procedure/discipline appeal/other appeals).
If TERO Assistance is Needed
• If you are working at a good job and advancing in your
career, you probably don’t need TERO services.
• However, there are a number of services that we perform
and we could provide assistance to you, if you need it.
TERO Training Offered
• Training – Throughout the year we hold various types of
training classes to assist our clients and employers
• Proposed Trainings for 2016:
• Beginners Carpentry Framing Roofing Landscaping
• Heavy Equipment TrainingDrywall Electrical & Plumbing
• Asphalt/concrete Resume & Interview classes
• Clerical Skills Customer Service
• Housekeeping Business Writing
• Trainings In Progress for 2016:
• Flooring-Tile & Carpet (end of March)
• Microsoft Excel (Beginning of April)
• Microsoft Word (Beginning of April)
• Indian Business Development (Kick-off in February, classes in Spring)
• Trainings Completed for 2016:
• CPR/First Aid
• Collaboration with GRID Alternatives, EMO, & TERO – Orientations and 5 installs
More TERO Services
• Temporary items needed to start a job – For those that
are unemployed and get a new job, if you need things,
such as work boots, uniforms, a CDL, or other things for
that new job, we offer up to $200 in assistance to pay for
• Job Referrals – As we work with contractors or Tribal
Employers, we refer qualified applicants to them (with
clients from our Job Skills Bank).
Filing a TERO Complaint
• If you work on Bishop Tribal Trust Land, the TERO
Ordinance, has protections established for employees.
• First you need to address your issues with your employer.
• If all administrative processes are exhausted with an
employer, you can seek help via the TERO Ordinance.
TERO - Who Are We?
• TERO Organizational Chart
Who Are We?
• TERO COMMISSION (5 Members)
• Vice-Chair – Heidi Hart (Acting Chair)
• Commissioners –
• Peggy Vega
• Thomas Mitchell
• Pat Howard
• One Vacancy
Who Are We?
• Wasuyaa (Susie) West, TERO Office Coordinator - To
coordinate the daily activities inside the TERO office,
including overseeing Office activities, such as
maintaining all of the records of the office, as well as
coordinating & facilitating training programs.
Who Are We?
• Kayla Stone, TERO Office Assistant – Assisting staff with
basic clerical and office work, including receptionist
assistance, filing, contacting clients, preparing TERO
referrals, and assisting in our training efforts.
Where Can I get TERO Info?
• You can get a wealth of information about TERO at our
• You can also get to the website via the Bishop Paiute
Tribe’s website, going to Departments and clicking on
• There are many documents that can be downloaded and
we have photos of various locations and projects on the
If you need help, where are we?
• We are in the Bishop Paiute Development Corporation
building at 270 See Vee Lane.
• We are open 8:00 A.M. to 5:00 P.M. Monday - Friday
• Gary’s Famous saying (1st part was someone else’s)
• “YOU CAN LEAD A HORSE TO WATER,
• HOWEVER, YOU’RE NOT SUPPOSED TO
• This means that it is up to YOU to use this
• 1. YOU make the choices that will impact your future.
• 2. YOU can make a difference in the workplace.
• 3. YOU can make and change your goals (and change
• 4. YOU make and can change your ATTITUDE.
• - If YOU need assistance, contact the TERO Office.
• - If YOU don’t need assistance.
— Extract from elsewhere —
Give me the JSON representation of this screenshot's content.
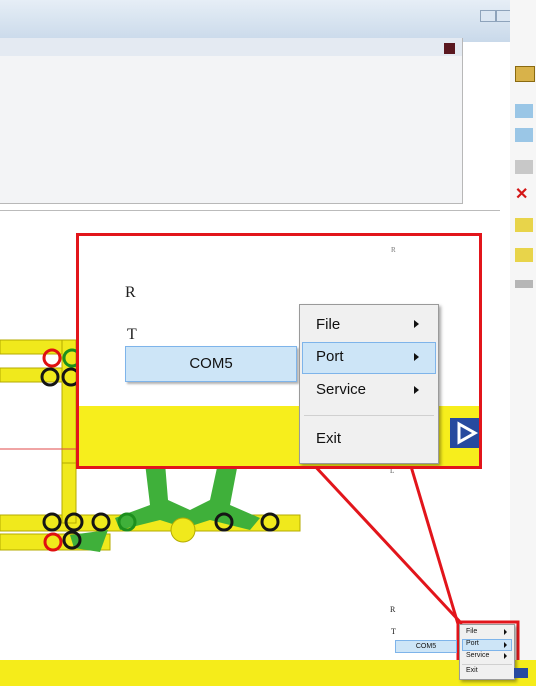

Great!
• - If YOU are in the right job. Great!
• Thank you
• Gary Bacock, TERO Manager
Please visit our website.
Are there any questions?